Under the Old Testament law, both men and women were restricted from participating in the religious practices of the Jewish faith at the time of Jesus if they were found to be ceremonially ‘unclean’. This could be for many reasons including touching a dead body or contracting various contagious skin diseases. For women, one reason they might be found ‘unclean’ is if they were experiencing any type of bleeding, particularly that of post-natal bleeding or menstruation. The understanding that the physical touch of one who was bleeding could make the object or person touched also unclean, meant that women who were bleeding were further ostracised from society.
Again, in contrast, Jesus reacts quite surprisingly in an encounter with a woman recounted in the Gospel of Mark (5:24–34). This woman has been bleeding for 12 years. We can only guess at the cause, but we can assume that she was in pain, and weakened from the lack of blood. She had spent all her money on doctors, but only got worse. She would also have been an outsider in her community – unable to participate in religious life, unable even to share chairs or cooking utensils with her friends and family, for fear of passing her uncleanness on to them. In desperation she reaches out in secret to touch the cloak of Jesus as he passes by, hoping she will be healed. She is healed immediately and Jesus notices. He draws attention to her, not to shame or embarrass her, but to initiate public contact with her. He calls a woman who has been ostracised and marginalised, ‘daughter’, and declares that rather than her touch making him unclean, as the society would have assumed, instead, his touch has made her clean. Society said that she was unclean and had to remain at a distance, but Jesus offered her comfort and healing and a way back into the community.
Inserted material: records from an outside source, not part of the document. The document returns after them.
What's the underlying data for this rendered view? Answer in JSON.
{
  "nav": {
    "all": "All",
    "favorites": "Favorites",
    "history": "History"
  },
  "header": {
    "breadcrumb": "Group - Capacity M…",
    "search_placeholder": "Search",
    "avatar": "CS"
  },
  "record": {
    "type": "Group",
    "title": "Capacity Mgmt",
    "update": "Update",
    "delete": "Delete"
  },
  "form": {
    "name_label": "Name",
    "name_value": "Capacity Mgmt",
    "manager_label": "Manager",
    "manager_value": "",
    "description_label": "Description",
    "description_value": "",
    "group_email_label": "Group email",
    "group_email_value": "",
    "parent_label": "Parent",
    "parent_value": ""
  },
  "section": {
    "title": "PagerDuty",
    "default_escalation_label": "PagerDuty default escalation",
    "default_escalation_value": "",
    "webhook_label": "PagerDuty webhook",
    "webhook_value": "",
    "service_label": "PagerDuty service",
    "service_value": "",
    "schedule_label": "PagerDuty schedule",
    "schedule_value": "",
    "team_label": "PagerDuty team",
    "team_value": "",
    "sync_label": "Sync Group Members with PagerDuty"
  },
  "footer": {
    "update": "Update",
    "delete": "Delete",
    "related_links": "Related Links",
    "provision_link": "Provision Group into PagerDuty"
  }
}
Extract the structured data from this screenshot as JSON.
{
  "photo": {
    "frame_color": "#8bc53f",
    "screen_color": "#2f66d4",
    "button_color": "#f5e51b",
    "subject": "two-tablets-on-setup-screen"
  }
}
These are just two examples amongst many of the ways that Jesus stood against the attitudes of the society of first-century Israel and Palestine. Reading through the Gospels will show again and again the way that Jesus engaged with women, not as some separate or inferior species, but as living, breathing, thinking, speaking people. People he came not just to teach, but to die for.
And significantly, in a society that wouldn’t even take the word of women in a court of law, the Gospels record female followers with him at his death, as the first to see his empty tomb, and as the first to see him after his resurrection (John 20).
We can list many failings of people who have claimed to represent Jesus Christ. But what we see from Jesus’ life is that he did not come to be served by women, but to serve. Far from desiring to oppress women or perpetuate male power, Jesus came to offer true freedom, equality and life to all people through his death.
Ellie Cook works with students in the North East of Britain and holds a masters degree in theology from Durham University, with a particular research interest in sexual violence and feminist biblical criticism.
 ‘I’m not praying’ by Cath Elliott in The Guardian (https://www.theguardian.com/commentisfree/2008/aug/19/gender.religion)